*** Opening Data extract ***

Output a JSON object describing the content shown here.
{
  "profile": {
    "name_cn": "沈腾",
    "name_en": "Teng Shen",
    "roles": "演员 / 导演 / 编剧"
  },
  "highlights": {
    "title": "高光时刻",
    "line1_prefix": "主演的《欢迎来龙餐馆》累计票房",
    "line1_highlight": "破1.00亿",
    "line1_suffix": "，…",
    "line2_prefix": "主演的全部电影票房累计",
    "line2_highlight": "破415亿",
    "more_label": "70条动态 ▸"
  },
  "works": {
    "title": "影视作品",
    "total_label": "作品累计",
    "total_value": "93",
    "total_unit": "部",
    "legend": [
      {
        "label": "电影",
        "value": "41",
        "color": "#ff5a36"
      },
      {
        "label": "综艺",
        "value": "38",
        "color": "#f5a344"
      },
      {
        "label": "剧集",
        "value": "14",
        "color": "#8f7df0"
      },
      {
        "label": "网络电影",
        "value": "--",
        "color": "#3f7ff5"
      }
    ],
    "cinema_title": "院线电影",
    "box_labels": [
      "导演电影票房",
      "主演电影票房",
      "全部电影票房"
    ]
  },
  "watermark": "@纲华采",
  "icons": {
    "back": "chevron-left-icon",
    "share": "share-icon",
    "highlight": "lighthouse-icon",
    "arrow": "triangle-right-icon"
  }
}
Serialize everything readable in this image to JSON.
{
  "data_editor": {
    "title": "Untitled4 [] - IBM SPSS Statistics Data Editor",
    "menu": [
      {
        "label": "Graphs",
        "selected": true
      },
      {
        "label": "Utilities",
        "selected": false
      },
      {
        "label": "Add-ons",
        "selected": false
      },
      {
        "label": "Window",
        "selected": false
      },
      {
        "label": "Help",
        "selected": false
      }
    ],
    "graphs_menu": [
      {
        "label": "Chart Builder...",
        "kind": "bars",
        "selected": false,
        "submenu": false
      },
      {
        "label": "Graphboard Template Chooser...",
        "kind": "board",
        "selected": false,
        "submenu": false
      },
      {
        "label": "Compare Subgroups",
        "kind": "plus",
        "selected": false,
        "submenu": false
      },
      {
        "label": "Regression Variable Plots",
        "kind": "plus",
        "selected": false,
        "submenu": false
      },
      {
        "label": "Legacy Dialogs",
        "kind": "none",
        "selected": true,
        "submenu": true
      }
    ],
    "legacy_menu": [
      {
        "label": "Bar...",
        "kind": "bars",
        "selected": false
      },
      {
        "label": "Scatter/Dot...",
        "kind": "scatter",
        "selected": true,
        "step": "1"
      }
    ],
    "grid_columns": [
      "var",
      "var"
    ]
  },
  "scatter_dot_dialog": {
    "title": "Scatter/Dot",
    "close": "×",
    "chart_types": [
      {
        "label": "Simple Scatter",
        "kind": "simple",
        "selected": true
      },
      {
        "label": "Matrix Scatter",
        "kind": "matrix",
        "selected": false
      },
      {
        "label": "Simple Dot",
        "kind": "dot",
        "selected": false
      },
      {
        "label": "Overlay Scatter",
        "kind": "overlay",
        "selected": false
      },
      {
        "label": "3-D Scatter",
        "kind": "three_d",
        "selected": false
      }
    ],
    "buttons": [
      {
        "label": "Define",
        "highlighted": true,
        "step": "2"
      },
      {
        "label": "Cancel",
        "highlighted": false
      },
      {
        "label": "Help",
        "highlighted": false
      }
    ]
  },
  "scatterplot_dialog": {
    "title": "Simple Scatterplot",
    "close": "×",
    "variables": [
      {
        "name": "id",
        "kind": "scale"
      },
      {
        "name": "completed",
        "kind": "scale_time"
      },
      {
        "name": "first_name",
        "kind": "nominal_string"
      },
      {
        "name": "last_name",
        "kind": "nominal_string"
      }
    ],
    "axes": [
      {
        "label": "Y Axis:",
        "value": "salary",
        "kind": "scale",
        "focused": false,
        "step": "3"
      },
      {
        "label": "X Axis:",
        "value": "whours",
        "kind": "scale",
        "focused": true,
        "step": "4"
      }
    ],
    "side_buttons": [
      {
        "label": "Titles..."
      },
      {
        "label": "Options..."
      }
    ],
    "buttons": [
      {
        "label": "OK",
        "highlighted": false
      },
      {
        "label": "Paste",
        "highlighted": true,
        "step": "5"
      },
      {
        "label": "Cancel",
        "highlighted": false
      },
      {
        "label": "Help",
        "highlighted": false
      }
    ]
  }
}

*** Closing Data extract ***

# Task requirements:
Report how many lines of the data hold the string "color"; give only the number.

# Result of the exercise:
4